At two week recheck, she is happier and her breath is much better.  There is now a new fence around the rosebushes!

When you notice something suddenly different, like increased bad breath, it’s very important to find a veterinary dentist to evaluate your pet. You never now what the problem could be.

For veterinarians seeking more information about periodontal surgery, order Dr. Niemiecs text book “Veterinary periodontoliogy” here.  

Give a Dog a Bone?

Give your dog a bone and without question they’ll run off to gnaw and chew for hours. But, next time you see those bones at the grocery or pet store, consider they may end up costing you much more than a few dollars. Dog bones have the potential to seriously damage your dog’s teeth, which can lead to an unexpected veterinary bill. The following video from Veterinary News Network, offers excellent information about the risks of letting a dog chew on bones.
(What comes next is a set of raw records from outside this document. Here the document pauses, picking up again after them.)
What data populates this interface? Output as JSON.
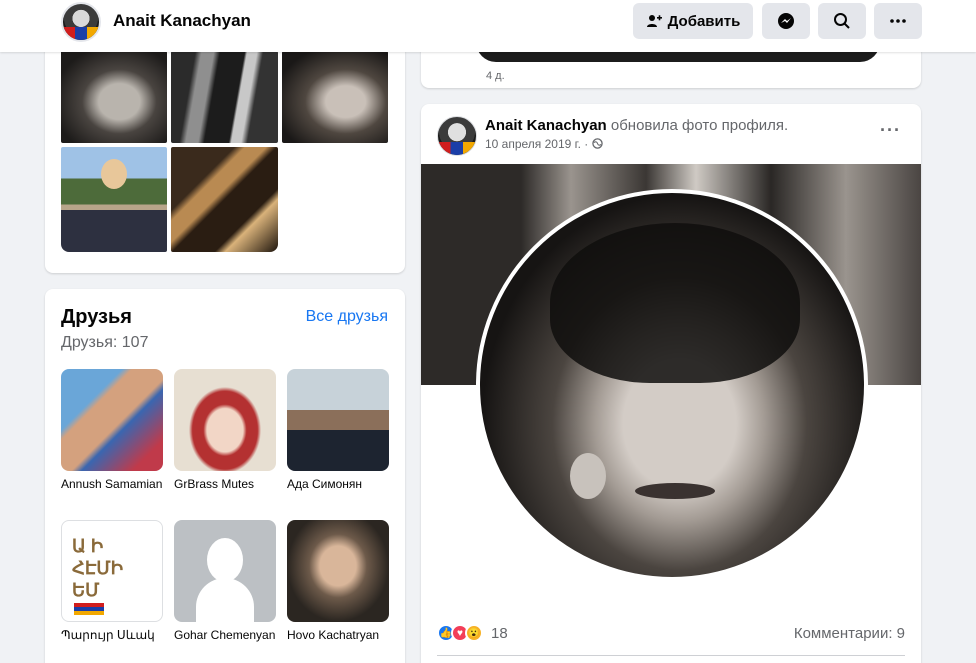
{
  "header": {
    "name": "Anait Kanachyan",
    "add_label": "Добавить"
  },
  "friends": {
    "title": "Друзья",
    "count": "Друзья: 107",
    "all_link": "Все друзья",
    "items": [
      {
        "name": "Annush Samamian"
      },
      {
        "name": "GrBrass Mutes"
      },
      {
        "name": "Ада Симонян"
      },
      {
        "name": "Պարույր Սևակ"
      },
      {
        "name": "Gohar Chemenyan"
      },
      {
        "name": "Hovo Kachatryan"
      }
    ]
  },
  "prev_post": {
    "time": "4 д."
  },
  "post": {
    "author": "Anait Kanachyan",
    "action": "обновила фото профиля.",
    "date": "10 апреля 2019 г. ·",
    "reaction_count": "18",
    "comments": "Комментарии: 9"
  }
}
Broken dog tooth - Vet Dentist

A fractured dog tooth is painful & must be treated.

While bones are not the only cause for fractured teeth, board certified veterinary dentists will agree it’s is a common cause for dogs who must be treated for broken teeth. “In most cases, broken teeth are caused by the significant biting force dogs can generate coupled with the items they  chew,” says Dr. Michael Peak, a vet dentist in Florida.
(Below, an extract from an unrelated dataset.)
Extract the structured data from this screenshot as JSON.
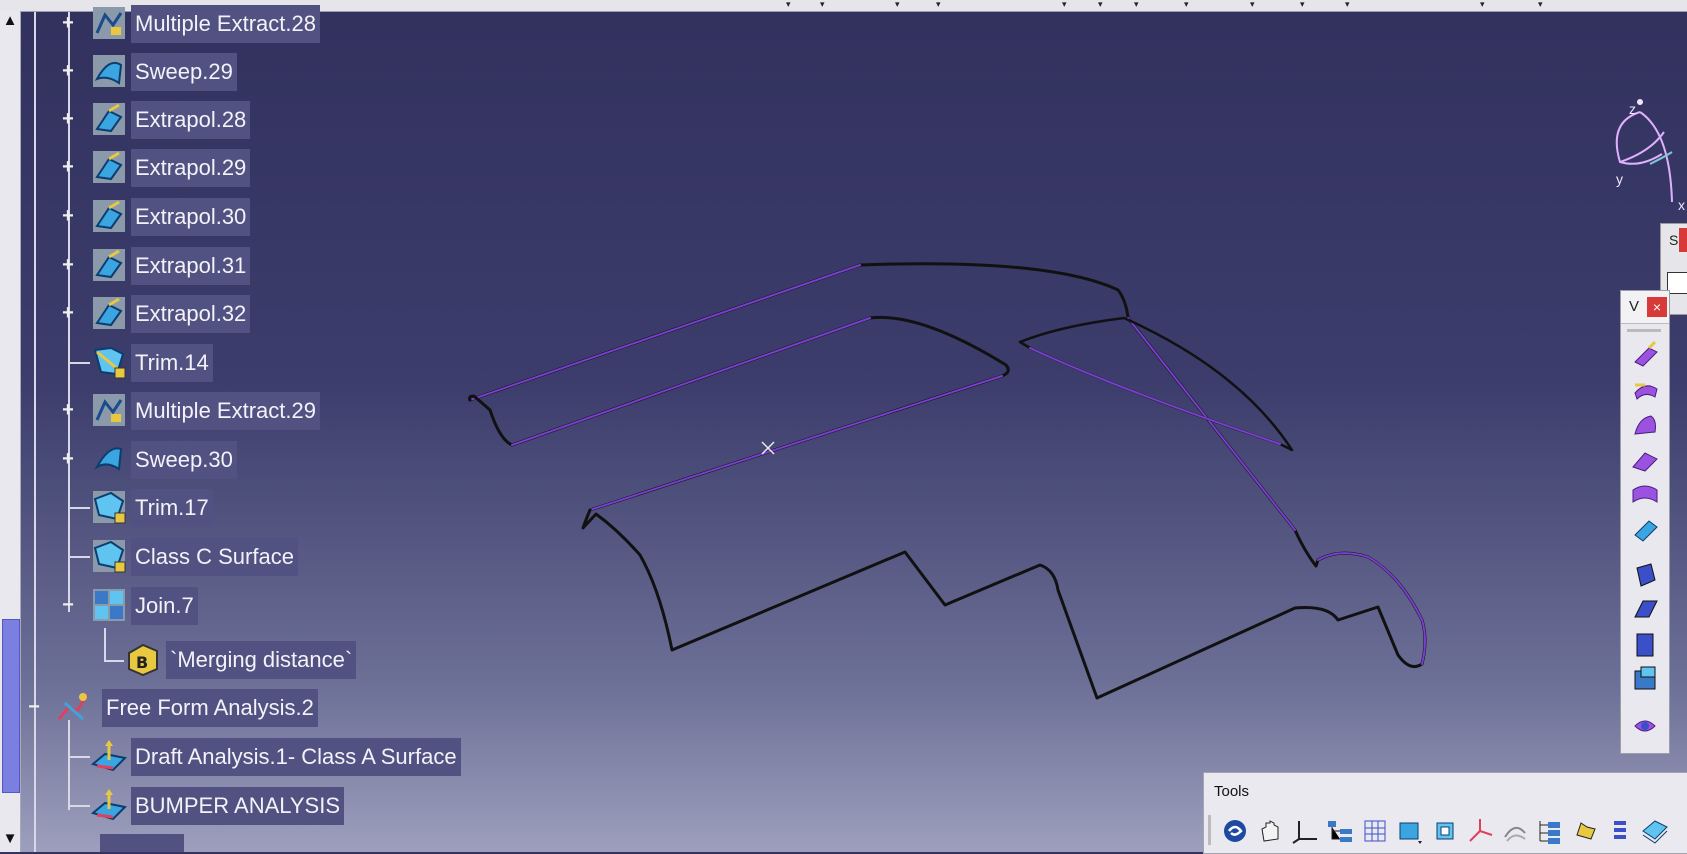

“For dogs, chewing on hard materials commonly causes broken or fractured teeth. The result is often a tooth fracture that extends into the pulp canal within the tooth,” says Arizona Veterinary Dental Specialist Dr. Chris Visser.

Since your dog can’t tell you about their pain, you may not initially realize your dog has a broken tooth – but you can be assured broken teeth are very painful for your pet. Dr. Dale Kressin, a Wisconsin Vet Dentist explains, “The anatomy, physiology and nervous system of our companion animals is incredibly similar to our own.  It is only logical to assume animals experience pain from fractured teeth as we do.”

Signs you may notice are your dog not wanting to eat hard treats or food or not being as playful as usual, however sometimes you may not notice anything at all. Maybe owners report that they didn’t notice any difference in their dog’s behavior until after treatment when they suddenly seem like a whole new dog. Regular pet oral exams and radiographs are vital to diagnose any problems in your pet’s mouth including broken teeth. Dr. Woodward, a veterinary dentist in Colorado says, “Waiting for the pet to show signs of pain, which hardly ever happens, can actually leave the pet in pain for years.

Can my dog’s broken tooth be repaired? Yes, there are options to repair a dog’s broken tooth. One option many pet owners are unaware of is that a Veterinary Dentist can provide endontic or root canal treatment for a dog’s broken tooth instead of extracting the tooth. “Depending on which tooth is extracted, it can be a significant loss for the pet,” says Washington Vet Dentist Dr. Allen Matson, “therefore often a better option is root canal therapy, which saves the dogs tooth.”

So, while it can be tempting to give your dog a bone, you can save your dog and your wallet the pain caused by a broken tooth.